◆ **The task**
Please write out every record exactly, but keep any images out of it.

___ Data extracts

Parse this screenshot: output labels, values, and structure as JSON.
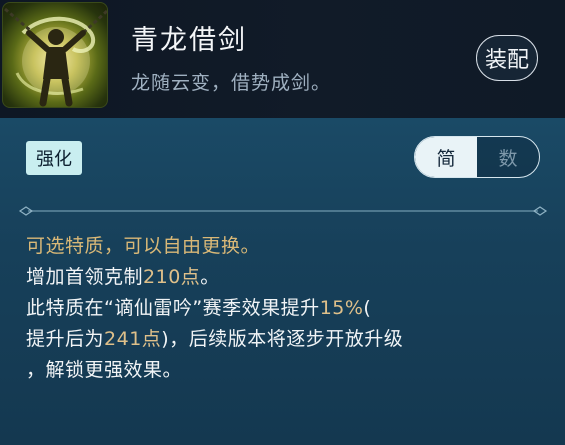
{
  "skill": {
    "name": "青龙借剑",
    "tagline": "龙随云变，借势成剑。",
    "equip_label": "装配",
    "icon": "dragon-swordsman-icon"
  },
  "tabs": {
    "enhance_label": "强化",
    "simple_label": "简",
    "numbers_label": "数",
    "active": "简"
  },
  "description": {
    "line1": "可选特质，可以自由更换。",
    "line2_pre": "增加首领克制",
    "line2_val": "210点",
    "line2_post": "。",
    "line3_pre": "此特质在“谪仙雷吟”赛季效果提升",
    "line3_val": "15%",
    "line3_post": "(",
    "line4_pre": "提升后为",
    "line4_val": "241点",
    "line4_post": ")，后续版本将逐步开放升级",
    "line5": "，解锁更强效果。"
  },
  "colors": {
    "header_bg": "#0e1724",
    "panel_bg": "#17405a",
    "highlight": "#dfc08a",
    "tag_bg": "#c9eef0"
  }
}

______

◆ **Written response**
Parse this screenshot: output labels, values, and structure as JSON.
{
  "skill": {
    "name": "青龙借剑",
    "tagline": "龙随云变，借势成剑。",
    "equip_label": "装配",
    "icon": "dragon-swordsman-icon"
  },
  "tabs": {
    "enhance_label": "强化",
    "simple_label": "简",
    "numbers_label": "数",
    "active": "简"
  },
  "description": {
    "line1": "可选特质，可以自由更换。",
    "line2_pre": "增加首领克制",
    "line2_val": "210点",
    "line2_post": "。",
    "line3_pre": "此特质在“谪仙雷吟”赛季效果提升",
    "line3_val": "15%",
    "line3_post": "(",
    "line4_pre": "提升后为",
    "line4_val": "241点",
    "line4_post": ")，后续版本将逐步开放升级",
    "line5": "，解锁更强效果。"
  },
  "colors": {
    "header_bg": "#0e1724",
    "panel_bg": "#17405a",
    "highlight": "#dfc08a",
    "tag_bg": "#c9eef0"
  }
}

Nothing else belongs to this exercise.